**What is required**
With the pictures excluded, repeat every entry exactly.

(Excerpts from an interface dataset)
● ● ● ● ●
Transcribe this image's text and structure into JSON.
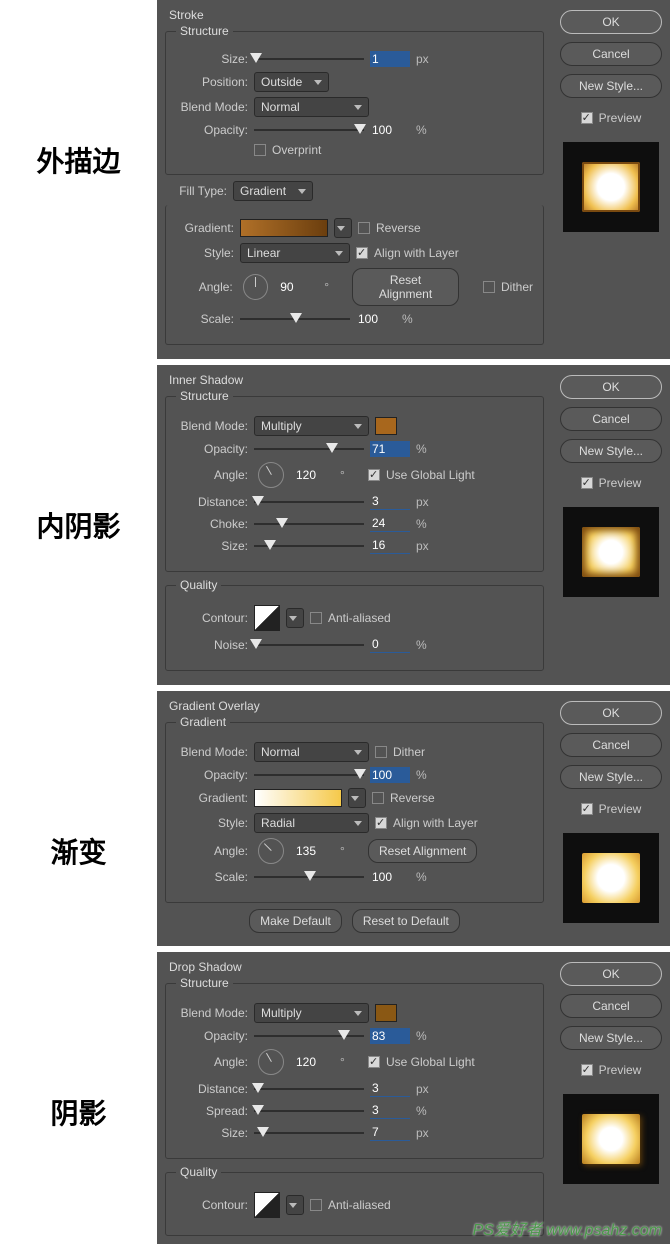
{
  "right": {
    "ok": "OK",
    "cancel": "Cancel",
    "newStyle": "New Style...",
    "preview": "Preview"
  },
  "labels": {
    "blendMode": "Blend Mode:",
    "opacity": "Opacity:",
    "angle": "Angle:",
    "size": "Size:",
    "distance": "Distance:",
    "scale": "Scale:",
    "contour": "Contour:",
    "noise": "Noise:",
    "style": "Style:",
    "gradient": "Gradient:",
    "position": "Position:",
    "fillType": "Fill Type:",
    "choke": "Choke:",
    "spread": "Spread:"
  },
  "units": {
    "px": "px",
    "pct": "%",
    "deg": "°"
  },
  "stroke": {
    "cn": "外描边",
    "title": "Stroke",
    "structure": "Structure",
    "size": "1",
    "position": "Outside",
    "blendMode": "Normal",
    "opacity": "100",
    "overprint": "Overprint",
    "fillType": "Gradient",
    "reverse": "Reverse",
    "alignLayer": "Align with Layer",
    "dither": "Dither",
    "styleVal": "Linear",
    "angle": "90",
    "resetAlign": "Reset Alignment",
    "scale": "100",
    "gradColors": [
      "#8b5a1a",
      "#6b3e0e"
    ]
  },
  "innerShadow": {
    "cn": "内阴影",
    "title": "Inner Shadow",
    "structure": "Structure",
    "blendMode": "Multiply",
    "chip": "#a8671d",
    "opacity": "71",
    "angle": "120",
    "globalLight": "Use Global Light",
    "distance": "3",
    "choke": "24",
    "size": "16",
    "quality": "Quality",
    "antiAliased": "Anti-aliased",
    "noise": "0"
  },
  "gradientOverlay": {
    "cn": "渐变",
    "title": "Gradient Overlay",
    "gradient": "Gradient",
    "blendMode": "Normal",
    "dither": "Dither",
    "opacity": "100",
    "reverse": "Reverse",
    "styleVal": "Radial",
    "alignLayer": "Align with Layer",
    "angle": "135",
    "resetAlign": "Reset Alignment",
    "scale": "100",
    "makeDefault": "Make Default",
    "resetDefault": "Reset to Default",
    "gradColors": [
      "#ffffff",
      "#f5c94a"
    ]
  },
  "dropShadow": {
    "cn": "阴影",
    "title": "Drop Shadow",
    "structure": "Structure",
    "blendMode": "Multiply",
    "chip": "#8a5814",
    "opacity": "83",
    "angle": "120",
    "globalLight": "Use Global Light",
    "distance": "3",
    "spread": "3",
    "size": "7",
    "quality": "Quality",
    "antiAliased": "Anti-aliased"
  },
  "watermark": "PS爱好者 www.psahz.com"
}
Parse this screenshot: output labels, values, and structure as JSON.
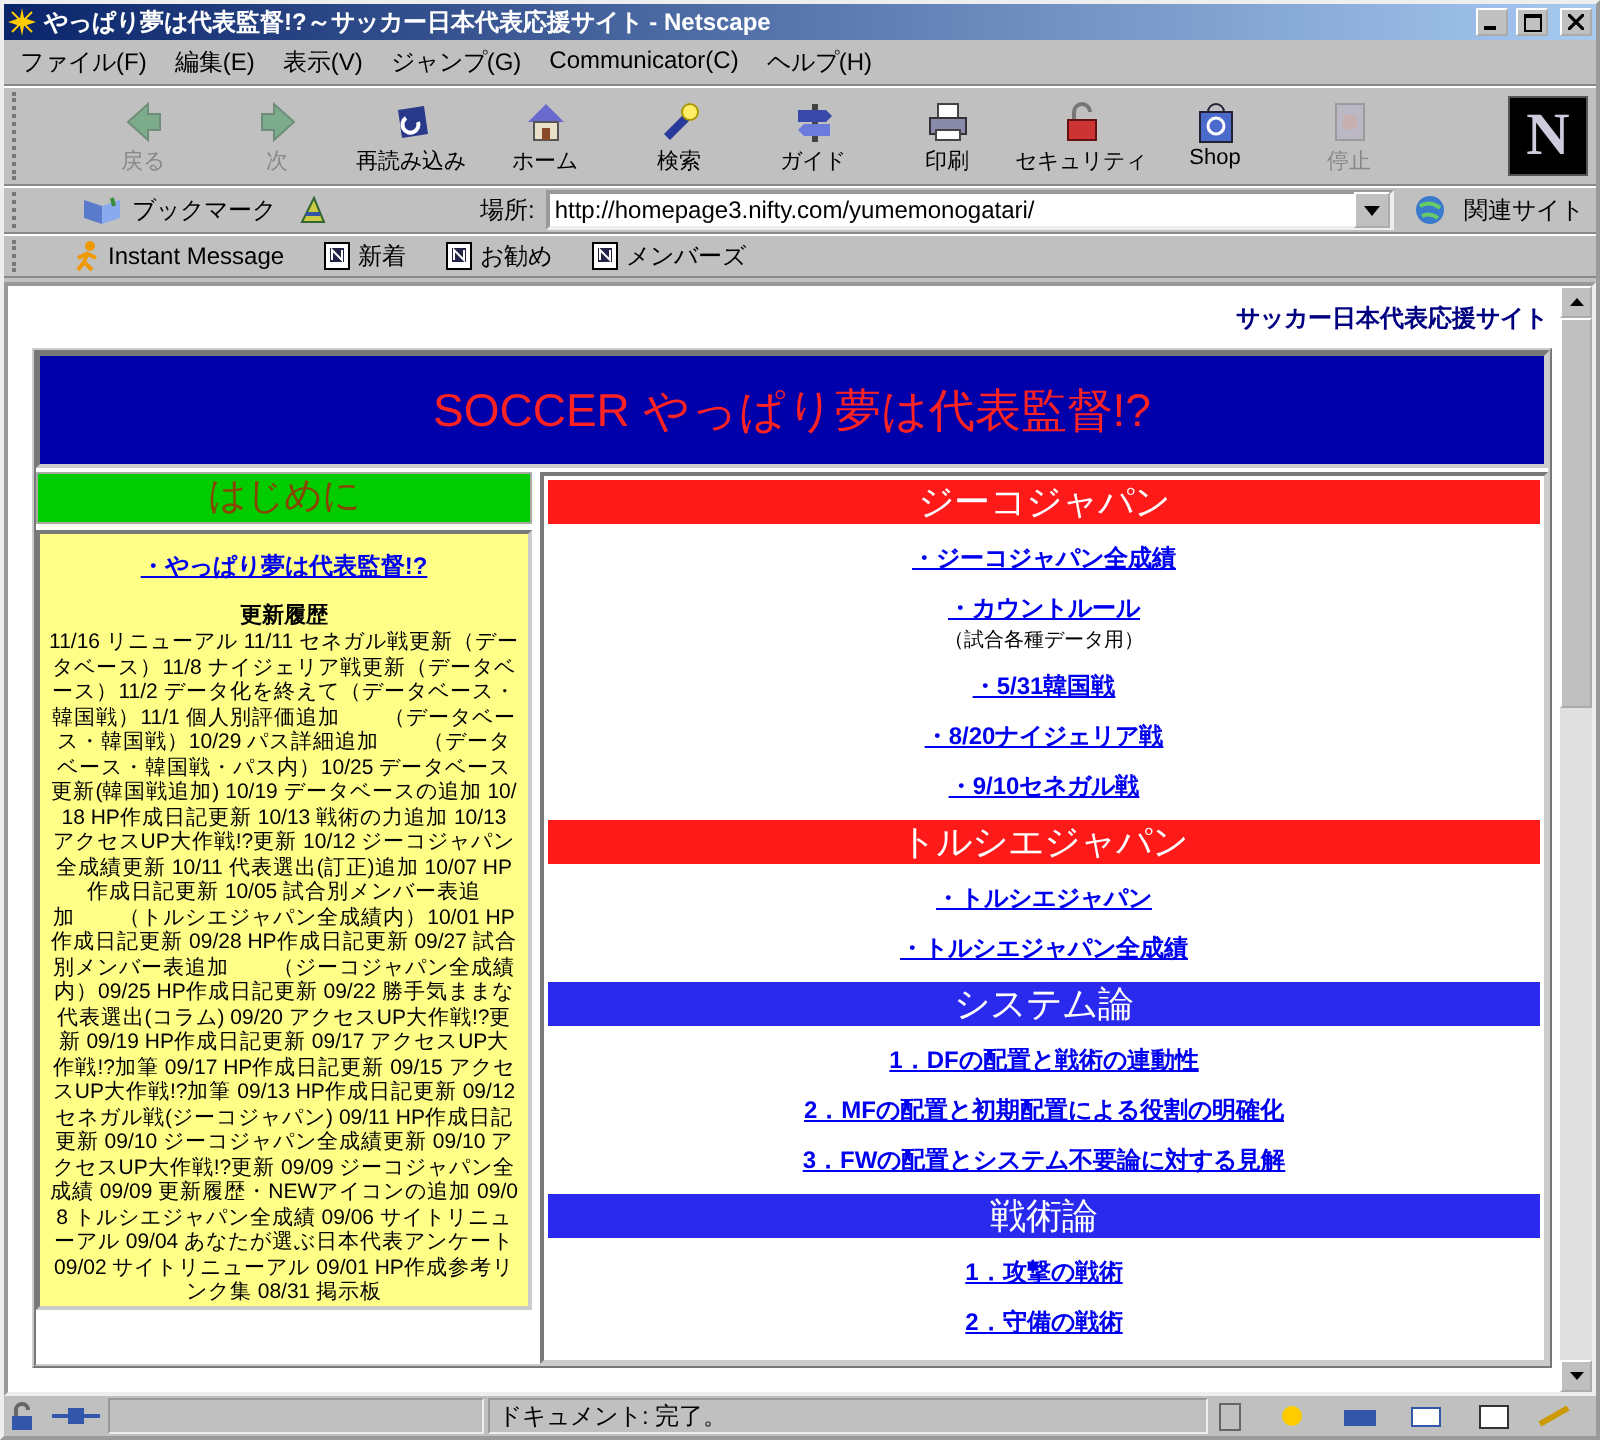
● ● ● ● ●
**Solved problem**
Transcribe this image's text and structure into JSON.
{
  "right": {
    "ok": "OK",
    "cancel": "Cancel",
    "newStyle": "New Style...",
    "preview": "Preview"
  },
  "labels": {
    "blendMode": "Blend Mode:",
    "opacity": "Opacity:",
    "angle": "Angle:",
    "size": "Size:",
    "distance": "Distance:",
    "scale": "Scale:",
    "contour": "Contour:",
    "noise": "Noise:",
    "style": "Style:",
    "gradient": "Gradient:",
    "position": "Position:",
    "fillType": "Fill Type:",
    "choke": "Choke:",
    "spread": "Spread:"
  },
  "units": {
    "px": "px",
    "pct": "%",
    "deg": "°"
  },
  "stroke": {
    "cn": "外描边",
    "title": "Stroke",
    "structure": "Structure",
    "size": "1",
    "position": "Outside",
    "blendMode": "Normal",
    "opacity": "100",
    "overprint": "Overprint",
    "fillType": "Gradient",
    "reverse": "Reverse",
    "alignLayer": "Align with Layer",
    "dither": "Dither",
    "styleVal": "Linear",
    "angle": "90",
    "resetAlign": "Reset Alignment",
    "scale": "100",
    "gradColors": [
      "#8b5a1a",
      "#6b3e0e"
    ]
  },
  "innerShadow": {
    "cn": "内阴影",
    "title": "Inner Shadow",
    "structure": "Structure",
    "blendMode": "Multiply",
    "chip": "#a8671d",
    "opacity": "71",
    "angle": "120",
    "globalLight": "Use Global Light",
    "distance": "3",
    "choke": "24",
    "size": "16",
    "quality": "Quality",
    "antiAliased": "Anti-aliased",
    "noise": "0"
  },
  "gradientOverlay": {
    "cn": "渐变",
    "title": "Gradient Overlay",
    "gradient": "Gradient",
    "blendMode": "Normal",
    "dither": "Dither",
    "opacity": "100",
    "reverse": "Reverse",
    "styleVal": "Radial",
    "alignLayer": "Align with Layer",
    "angle": "135",
    "resetAlign": "Reset Alignment",
    "scale": "100",
    "makeDefault": "Make Default",
    "resetDefault": "Reset to Default",
    "gradColors": [
      "#ffffff",
      "#f5c94a"
    ]
  },
  "dropShadow": {
    "cn": "阴影",
    "title": "Drop Shadow",
    "structure": "Structure",
    "blendMode": "Multiply",
    "chip": "#8a5814",
    "opacity": "83",
    "angle": "120",
    "globalLight": "Use Global Light",
    "distance": "3",
    "spread": "3",
    "size": "7",
    "quality": "Quality",
    "antiAliased": "Anti-aliased"
  },
  "watermark": "PS爱好者 www.psahz.com"
}
Parse this screenshot: output labels, values, and structure as JSON.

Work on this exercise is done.